SOURCE DATA:
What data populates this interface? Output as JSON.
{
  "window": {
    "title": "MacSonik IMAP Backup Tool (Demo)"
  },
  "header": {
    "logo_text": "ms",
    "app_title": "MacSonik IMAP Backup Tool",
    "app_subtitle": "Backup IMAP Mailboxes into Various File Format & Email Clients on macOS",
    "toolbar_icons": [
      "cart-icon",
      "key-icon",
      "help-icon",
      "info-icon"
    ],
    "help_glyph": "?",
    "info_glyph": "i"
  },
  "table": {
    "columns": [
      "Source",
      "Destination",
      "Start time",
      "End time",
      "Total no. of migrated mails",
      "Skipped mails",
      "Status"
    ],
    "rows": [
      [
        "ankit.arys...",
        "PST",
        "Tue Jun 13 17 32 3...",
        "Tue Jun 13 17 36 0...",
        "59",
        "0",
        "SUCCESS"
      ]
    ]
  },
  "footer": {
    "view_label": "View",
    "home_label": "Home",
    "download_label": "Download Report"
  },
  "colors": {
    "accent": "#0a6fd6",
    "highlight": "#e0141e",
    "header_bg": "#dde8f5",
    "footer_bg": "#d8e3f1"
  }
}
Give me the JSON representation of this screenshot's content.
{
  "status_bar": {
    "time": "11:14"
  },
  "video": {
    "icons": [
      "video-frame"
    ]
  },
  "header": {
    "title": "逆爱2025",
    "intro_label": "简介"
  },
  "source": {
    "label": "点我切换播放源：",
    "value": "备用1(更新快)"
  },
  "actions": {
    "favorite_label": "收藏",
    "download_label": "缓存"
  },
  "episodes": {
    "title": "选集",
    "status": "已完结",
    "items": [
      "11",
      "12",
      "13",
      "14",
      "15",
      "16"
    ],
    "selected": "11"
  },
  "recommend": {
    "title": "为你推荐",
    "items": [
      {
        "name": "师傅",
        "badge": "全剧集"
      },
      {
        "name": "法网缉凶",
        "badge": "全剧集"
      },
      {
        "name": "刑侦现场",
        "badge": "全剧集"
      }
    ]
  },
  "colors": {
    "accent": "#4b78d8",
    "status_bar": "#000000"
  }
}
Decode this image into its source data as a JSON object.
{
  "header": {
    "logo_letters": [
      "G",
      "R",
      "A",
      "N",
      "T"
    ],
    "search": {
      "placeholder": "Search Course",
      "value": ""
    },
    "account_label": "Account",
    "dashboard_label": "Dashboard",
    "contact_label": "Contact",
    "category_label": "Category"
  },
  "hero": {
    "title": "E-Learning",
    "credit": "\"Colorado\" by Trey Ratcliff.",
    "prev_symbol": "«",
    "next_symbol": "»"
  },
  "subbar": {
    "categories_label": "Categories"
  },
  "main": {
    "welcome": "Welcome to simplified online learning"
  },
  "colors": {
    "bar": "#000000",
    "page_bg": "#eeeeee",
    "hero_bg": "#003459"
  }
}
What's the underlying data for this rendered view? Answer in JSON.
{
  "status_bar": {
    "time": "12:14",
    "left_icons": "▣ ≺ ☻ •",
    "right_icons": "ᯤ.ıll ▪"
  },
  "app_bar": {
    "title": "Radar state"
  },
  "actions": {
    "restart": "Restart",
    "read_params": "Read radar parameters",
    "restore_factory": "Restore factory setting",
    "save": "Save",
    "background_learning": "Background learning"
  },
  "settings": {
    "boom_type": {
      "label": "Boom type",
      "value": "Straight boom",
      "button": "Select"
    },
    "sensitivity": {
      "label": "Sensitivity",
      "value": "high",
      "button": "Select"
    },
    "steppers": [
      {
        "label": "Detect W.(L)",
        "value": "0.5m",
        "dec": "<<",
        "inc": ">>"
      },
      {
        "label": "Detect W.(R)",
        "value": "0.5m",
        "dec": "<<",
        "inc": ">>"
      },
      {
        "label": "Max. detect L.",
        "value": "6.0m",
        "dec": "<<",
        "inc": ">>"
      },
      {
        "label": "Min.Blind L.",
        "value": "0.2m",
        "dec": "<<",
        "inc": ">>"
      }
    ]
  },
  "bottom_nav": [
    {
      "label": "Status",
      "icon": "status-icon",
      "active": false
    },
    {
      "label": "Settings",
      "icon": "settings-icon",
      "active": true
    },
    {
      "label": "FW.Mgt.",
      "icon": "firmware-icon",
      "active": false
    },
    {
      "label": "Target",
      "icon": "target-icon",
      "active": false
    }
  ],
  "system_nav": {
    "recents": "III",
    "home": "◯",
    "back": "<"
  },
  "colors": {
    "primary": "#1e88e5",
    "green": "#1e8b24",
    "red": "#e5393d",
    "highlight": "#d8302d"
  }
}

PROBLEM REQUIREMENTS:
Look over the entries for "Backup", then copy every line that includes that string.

EXERCISE OUTPUT:
    "title": "MacSonik IMAP Backup Tool (Demo)"
    "app_title": "MacSonik IMAP Backup Tool",
    "app_subtitle": "Backup IMAP Mailboxes into Various File Format & Email Clients on macOS",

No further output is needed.